(Component data from apps and pages)
------------------------------------
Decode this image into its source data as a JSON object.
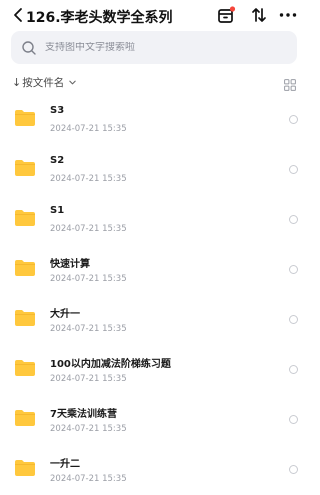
{
  "header": {
    "title": "126.李老头数学全系列"
  },
  "search": {
    "placeholder": "支持图中文字搜索啦"
  },
  "sort": {
    "label": "按文件名"
  },
  "colors": {
    "folder": "#FFC83D",
    "badge": "#F5463C",
    "search_bg": "#F1F2F6"
  },
  "files": [
    {
      "name": "S3",
      "date": "2024-07-21 15:35"
    },
    {
      "name": "S2",
      "date": "2024-07-21 15:35"
    },
    {
      "name": "S1",
      "date": "2024-07-21 15:35"
    },
    {
      "name": "快速计算",
      "date": "2024-07-21 15:35"
    },
    {
      "name": "大升一",
      "date": "2024-07-21 15:35"
    },
    {
      "name": "100以内加减法阶梯练习题",
      "date": "2024-07-21 15:35"
    },
    {
      "name": "7天乘法训练营",
      "date": "2024-07-21 15:35"
    },
    {
      "name": "一升二",
      "date": "2024-07-21 15:35"
    }
  ]
}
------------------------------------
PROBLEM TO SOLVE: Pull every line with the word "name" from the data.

OUTPUT OF THE EXERCISE:
      "name": "S3",
      "name": "S2",
      "name": "S1",
      "name": "快速计算",
      "name": "大升一",
      "name": "100以内加减法阶梯练习题",
      "name": "7天乘法训练营",
      "name": "一升二",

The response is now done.